◆ Directions ◆
Every line below that has "city" in it should be copied.

◆ Source data ◆
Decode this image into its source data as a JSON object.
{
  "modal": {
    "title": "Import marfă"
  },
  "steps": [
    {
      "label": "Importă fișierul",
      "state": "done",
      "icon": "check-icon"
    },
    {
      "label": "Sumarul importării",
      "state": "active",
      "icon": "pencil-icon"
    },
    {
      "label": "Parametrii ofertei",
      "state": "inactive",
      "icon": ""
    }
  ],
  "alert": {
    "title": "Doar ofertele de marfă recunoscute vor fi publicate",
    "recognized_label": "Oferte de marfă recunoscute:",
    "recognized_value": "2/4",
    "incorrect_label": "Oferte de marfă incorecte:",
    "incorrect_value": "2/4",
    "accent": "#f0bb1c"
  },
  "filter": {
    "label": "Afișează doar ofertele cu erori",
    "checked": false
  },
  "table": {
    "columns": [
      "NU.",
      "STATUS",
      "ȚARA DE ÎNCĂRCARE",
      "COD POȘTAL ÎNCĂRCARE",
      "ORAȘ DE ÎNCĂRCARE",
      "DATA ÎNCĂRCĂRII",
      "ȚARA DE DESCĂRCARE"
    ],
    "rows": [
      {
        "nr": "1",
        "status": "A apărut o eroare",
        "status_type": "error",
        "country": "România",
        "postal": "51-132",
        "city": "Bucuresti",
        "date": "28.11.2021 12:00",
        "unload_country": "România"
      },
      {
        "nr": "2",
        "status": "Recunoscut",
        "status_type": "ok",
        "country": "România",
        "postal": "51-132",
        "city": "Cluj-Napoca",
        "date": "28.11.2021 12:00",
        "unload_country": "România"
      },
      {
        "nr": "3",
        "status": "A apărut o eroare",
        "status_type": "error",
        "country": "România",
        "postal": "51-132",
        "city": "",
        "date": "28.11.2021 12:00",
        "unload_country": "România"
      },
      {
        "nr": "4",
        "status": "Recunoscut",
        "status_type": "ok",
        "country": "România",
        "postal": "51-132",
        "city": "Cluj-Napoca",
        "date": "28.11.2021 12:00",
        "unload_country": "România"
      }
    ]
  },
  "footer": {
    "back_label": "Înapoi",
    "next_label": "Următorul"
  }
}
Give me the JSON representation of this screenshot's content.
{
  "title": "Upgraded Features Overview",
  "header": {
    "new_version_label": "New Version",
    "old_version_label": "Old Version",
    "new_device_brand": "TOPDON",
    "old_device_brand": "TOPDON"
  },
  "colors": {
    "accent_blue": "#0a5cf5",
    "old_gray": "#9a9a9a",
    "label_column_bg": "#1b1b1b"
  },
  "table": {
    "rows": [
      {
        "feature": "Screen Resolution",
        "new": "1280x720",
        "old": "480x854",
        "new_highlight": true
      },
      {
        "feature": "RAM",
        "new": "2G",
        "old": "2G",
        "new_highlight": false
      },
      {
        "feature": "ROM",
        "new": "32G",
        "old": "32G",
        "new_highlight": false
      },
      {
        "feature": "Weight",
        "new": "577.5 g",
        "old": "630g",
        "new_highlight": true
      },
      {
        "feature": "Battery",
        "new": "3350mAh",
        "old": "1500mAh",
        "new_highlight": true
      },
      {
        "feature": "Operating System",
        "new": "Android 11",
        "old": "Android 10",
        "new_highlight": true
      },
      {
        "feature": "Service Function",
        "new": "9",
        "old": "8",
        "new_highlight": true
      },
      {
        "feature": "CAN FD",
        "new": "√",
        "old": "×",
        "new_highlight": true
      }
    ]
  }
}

◆ Exercise solution ◆
        "city": "Bucuresti",
        "city": "Cluj-Napoca",
        "city": "",
        "city": "Cluj-Napoca",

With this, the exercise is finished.